After the presentation there's usually a chance for questions. Though as the size of the audience we sat in varied from around 20 at one school, to over 1,000 at another, your chance to speak varies accordingly. The parents asking questions fell into two groups.
At the ordinary schools, questions were generally about about the school, with parents trying to find if it was a good fit for what they wanted. Questions about homework seemed universal. Things were different at the one famous school we went to. There it seemed parents were looking for some secret sauce - their questions focused strictly on the interview and application process. What edge could they get on gaming the system?
At some point in the presentation it's quite likely that two or three recent graduates will be wheeled out to demonstrate the school's academic prowess. Dressed in the uniforms of whichever famous secondary school they attend, they will likely take it in turns to recite a set piece in English, Cantonese, and Putonghua. Very nice, but just about meaningless - every school should be able to find at least three smart kids in a year.
Next comes the school tour. If you didn't get to ask your question after the presentation, here's another chance - there are usually teachers around that you can corner for a quick interrogation. You may be led around the school by pupils, so it's also a chance to hear their side of things. (Though it can get a bit intense: as we left one school we tried to say goodbye and thanks to our pupil-guide. We couldn't get close though, as they were completely surrounded by a tight circle of parents, giving the poor girl a thorough interrogation.)
If lots of the pupils are involved, it's a better chance than listening to the chosen prodigies to gauge what the average pupil is really like. We were very impressed at one school we attended, where all the children seemed bubbly and confident.
Finally, the tour is a chance to put on your sherlock holmes hat, look for clues, and get ready to read between the lines:
As soon as possible, sit down with whoever else attended from your family, and write down notes about the school. The good, the bad, questions you didn't get answered, etc.
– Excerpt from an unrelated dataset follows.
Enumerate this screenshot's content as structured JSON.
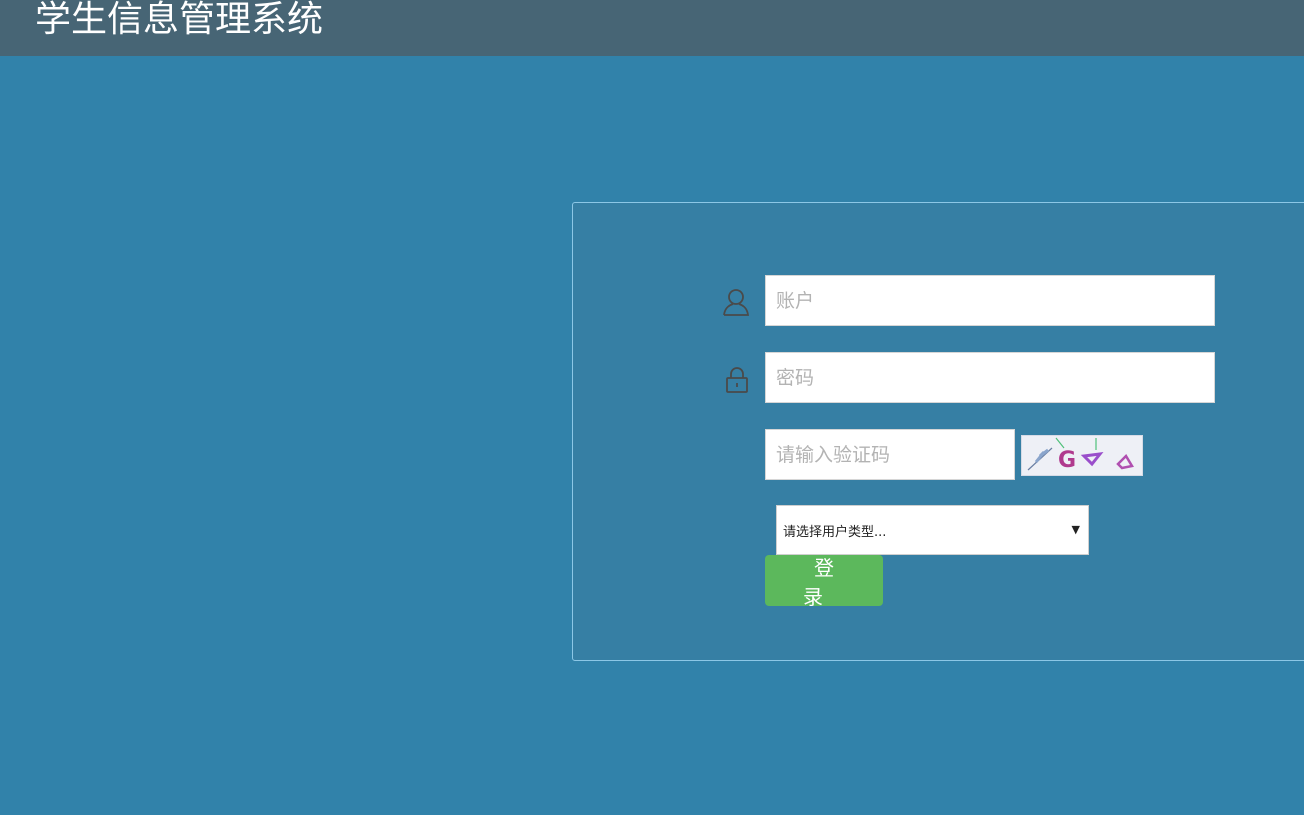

And what would you do differently on the next school visit?
It might seem a bit over the top, but we started off not doing this, and we found they quickly get muddled up. A couple of minutes spent jotting down notes will make your life easier when you come to make a shortlist.
What tricks do you have to get the most out of school visits?